Items from an interface collection
▶

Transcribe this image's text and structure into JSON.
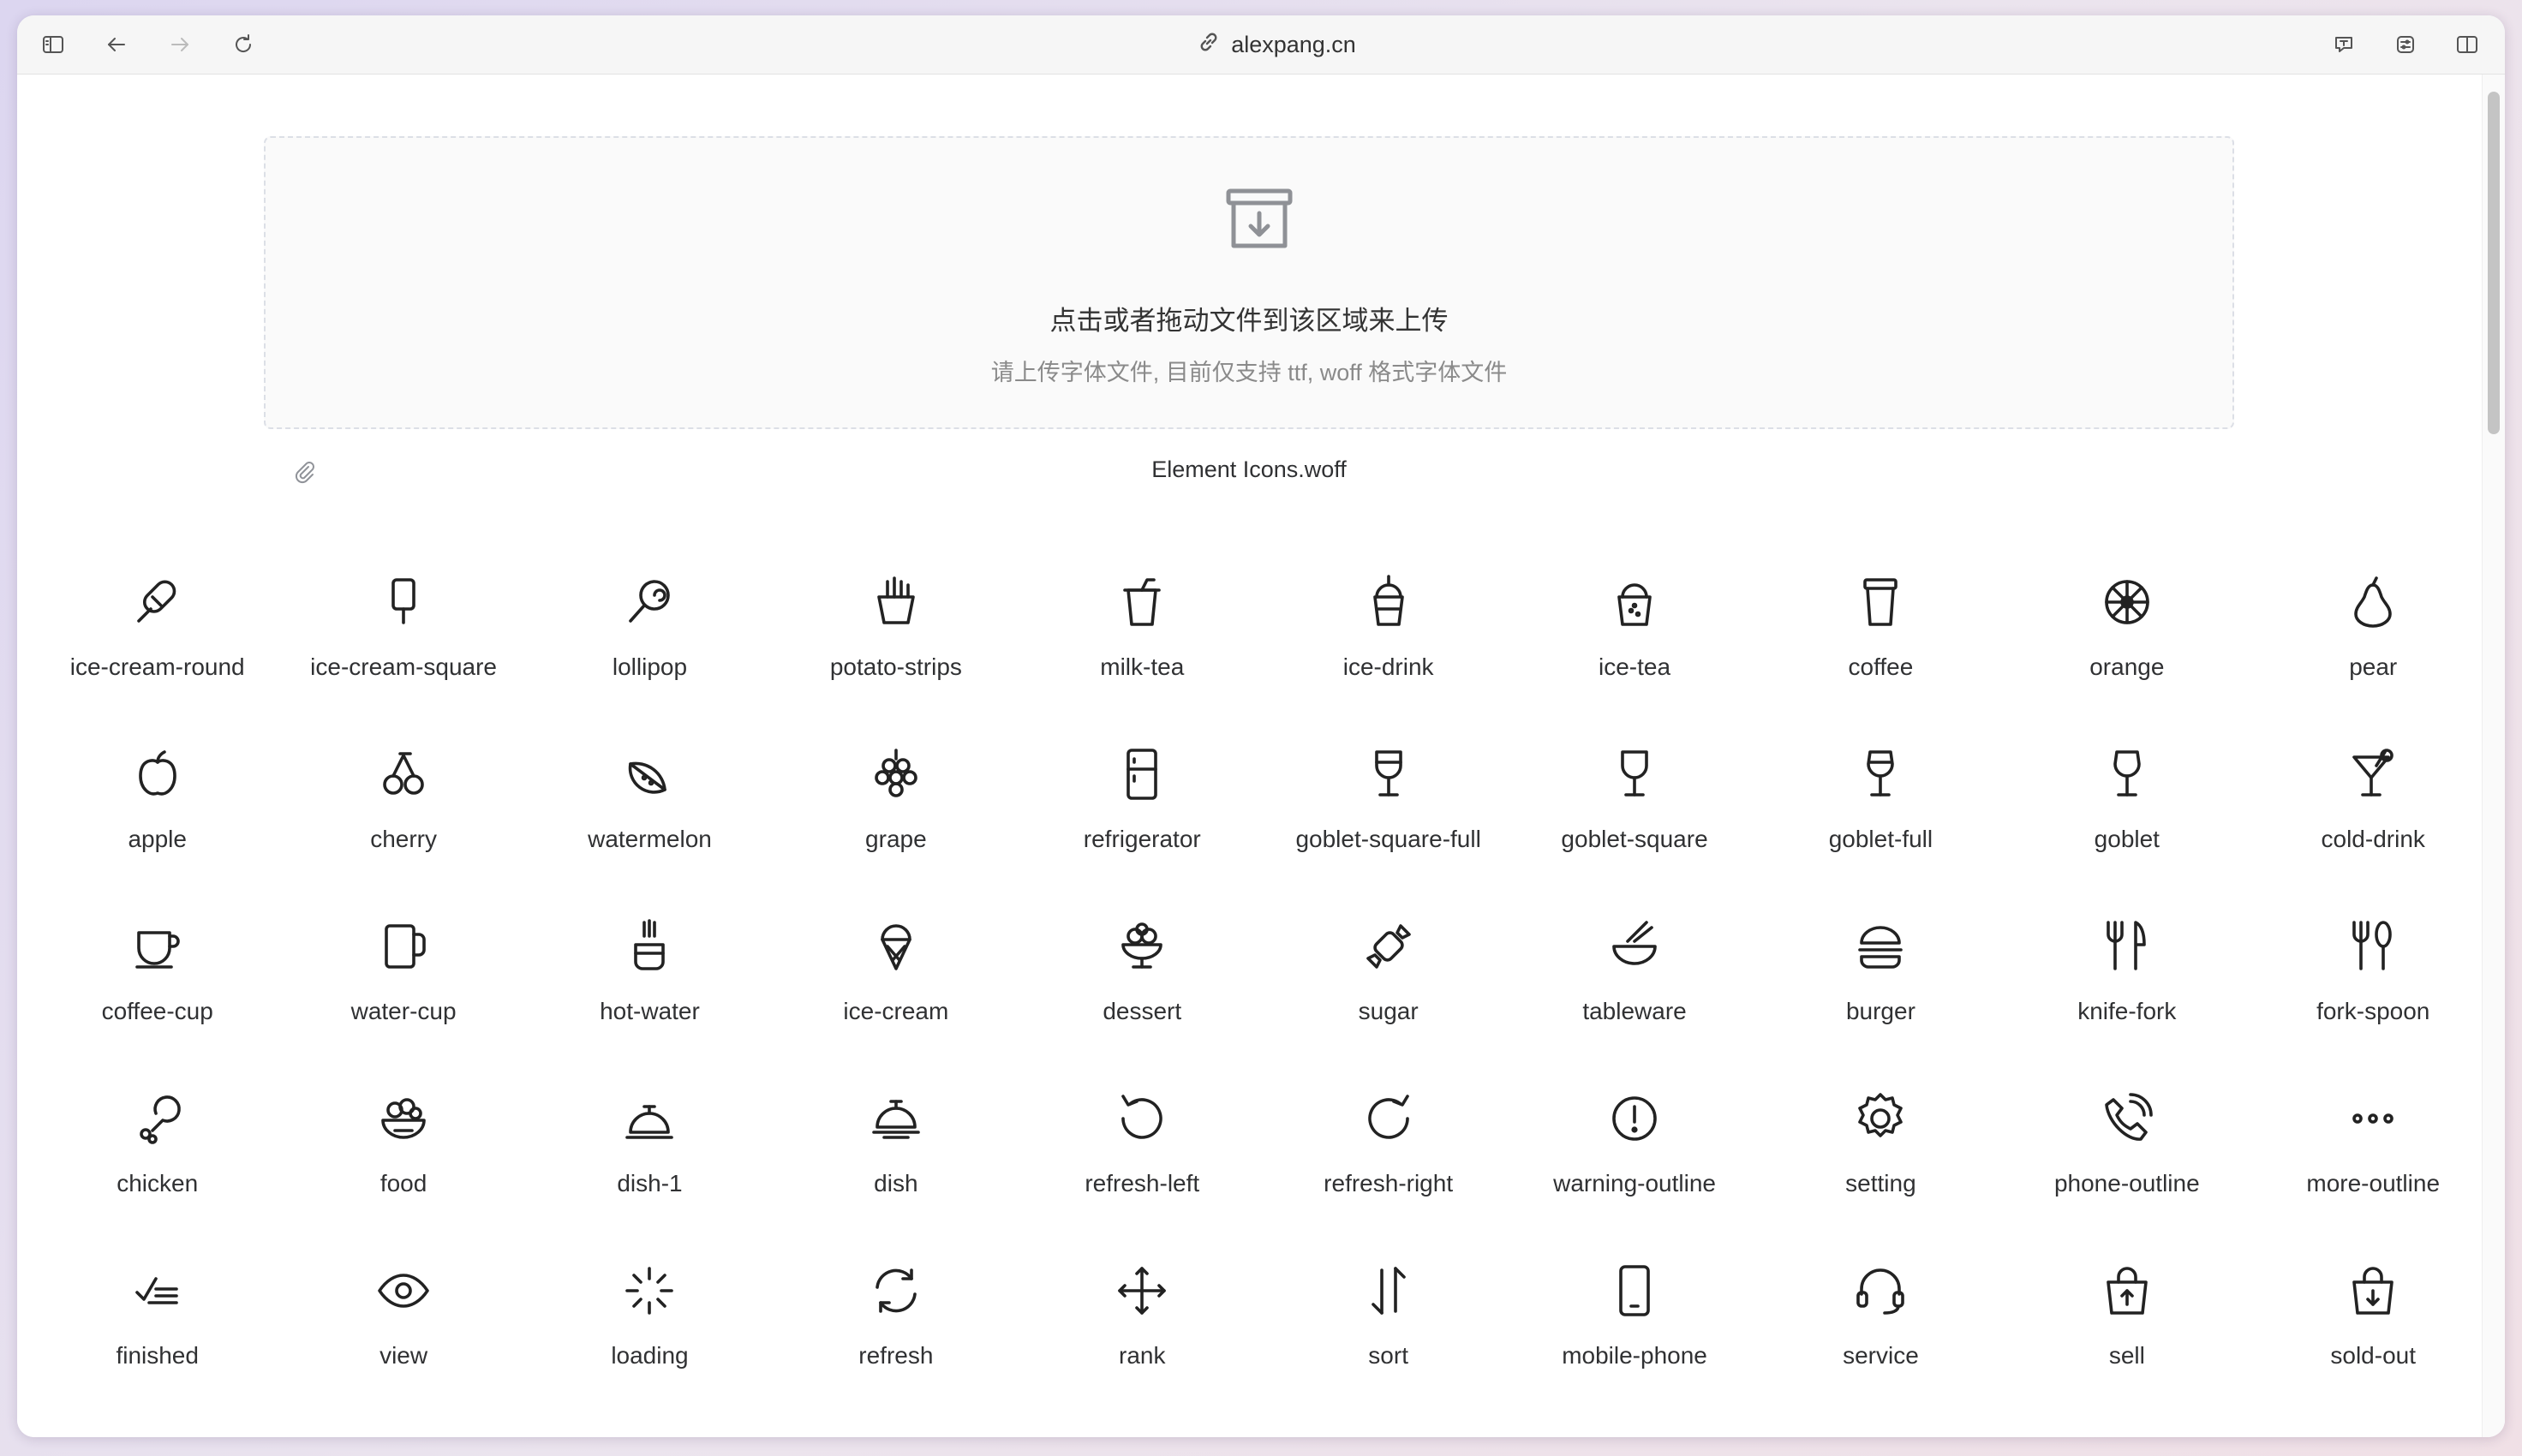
{
  "browser": {
    "address": "alexpang.cn",
    "buttons": {
      "sidebar": "sidebar-toggle-icon",
      "back": "back-arrow-icon",
      "forward": "forward-arrow-icon",
      "reload": "reload-icon",
      "translate": "translate-icon",
      "extensions": "extension-icon",
      "split": "split-view-icon"
    }
  },
  "upload": {
    "title": "点击或者拖动文件到该区域来上传",
    "tip": "请上传字体文件, 目前仅支持 ttf, woff 格式字体文件"
  },
  "file": {
    "name": "Element Icons.woff"
  },
  "icons": [
    "ice-cream-round",
    "ice-cream-square",
    "lollipop",
    "potato-strips",
    "milk-tea",
    "ice-drink",
    "ice-tea",
    "coffee",
    "orange",
    "pear",
    "apple",
    "cherry",
    "watermelon",
    "grape",
    "refrigerator",
    "goblet-square-full",
    "goblet-square",
    "goblet-full",
    "goblet",
    "cold-drink",
    "coffee-cup",
    "water-cup",
    "hot-water",
    "ice-cream",
    "dessert",
    "sugar",
    "tableware",
    "burger",
    "knife-fork",
    "fork-spoon",
    "chicken",
    "food",
    "dish-1",
    "dish",
    "refresh-left",
    "refresh-right",
    "warning-outline",
    "setting",
    "phone-outline",
    "more-outline",
    "finished",
    "view",
    "loading",
    "refresh",
    "rank",
    "sort",
    "mobile-phone",
    "service",
    "sell",
    "sold-out"
  ]
}
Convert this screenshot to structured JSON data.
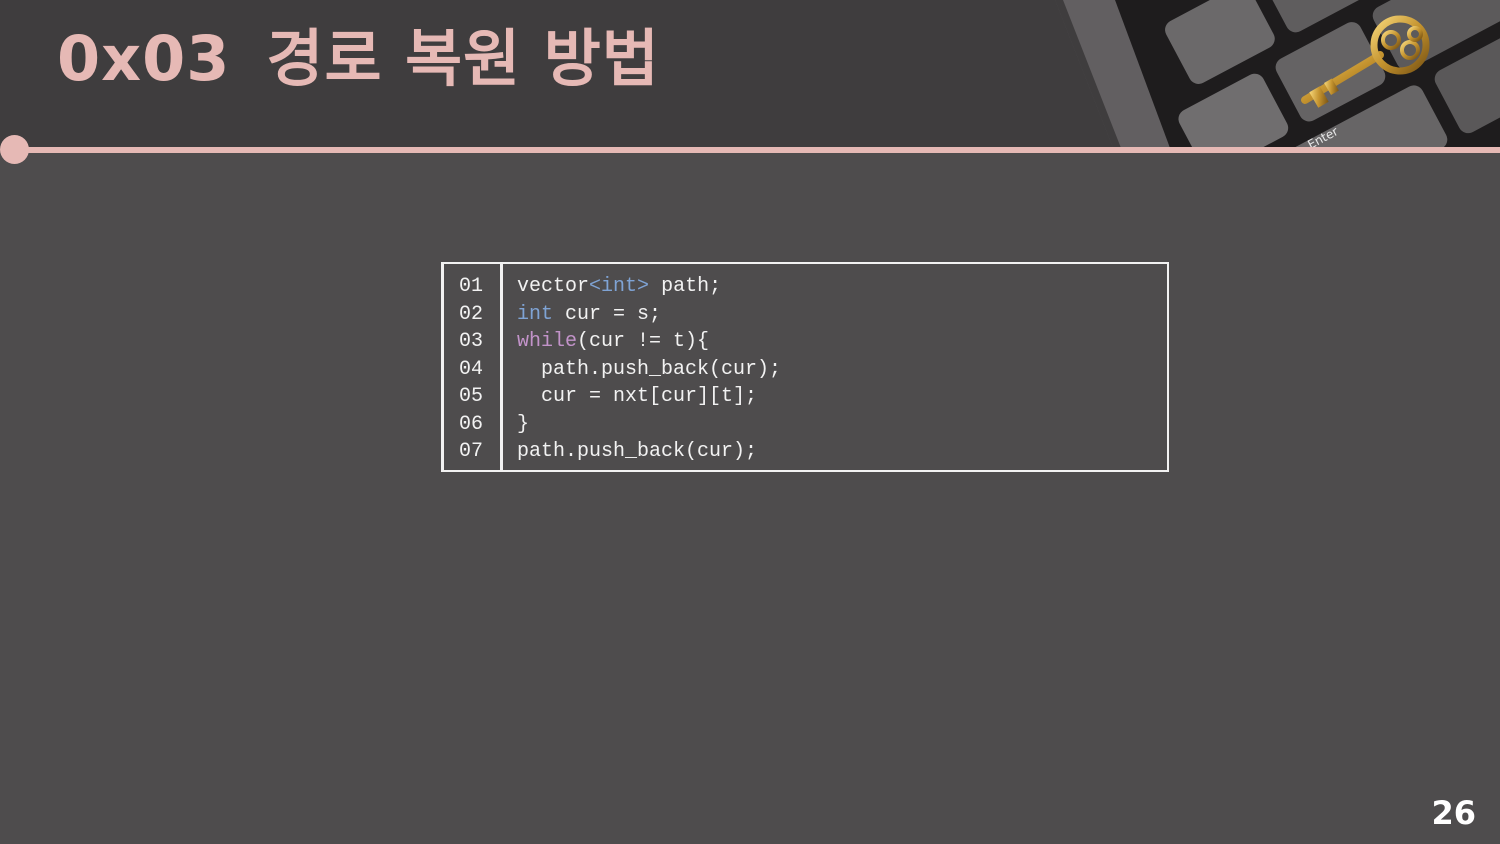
{
  "slide": {
    "title_number": "0x03",
    "title_text": "경로 복원 방법",
    "page_number": "26"
  },
  "header_image": {
    "icon": "key-on-keyboard-icon",
    "key_label": "Enter"
  },
  "code": {
    "line_numbers": [
      "01",
      "02",
      "03",
      "04",
      "05",
      "06",
      "07"
    ],
    "lines": [
      "vector<int> path;",
      "int cur = s;",
      "while(cur != t){",
      "  path.push_back(cur);",
      "  cur = nxt[cur][t];",
      "}",
      "path.push_back(cur);"
    ],
    "tokens": {
      "l1_a": "vector",
      "l1_b": "<",
      "l1_c": "int",
      "l1_d": ">",
      "l1_e": " path;",
      "l2_a": "int",
      "l2_b": " cur = s;",
      "l3_a": "while",
      "l3_b": "(cur != t){"
    }
  },
  "colors": {
    "accent": "#e6b9b5",
    "background": "#4e4c4d",
    "header": "#3f3d3e",
    "keyword_type": "#7fa3d4",
    "keyword_control": "#c293c9"
  }
}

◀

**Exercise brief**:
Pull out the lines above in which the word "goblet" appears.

**Result below**:
    "goblet-square-full",
    "goblet-square",
    "goblet-full",
    "goblet",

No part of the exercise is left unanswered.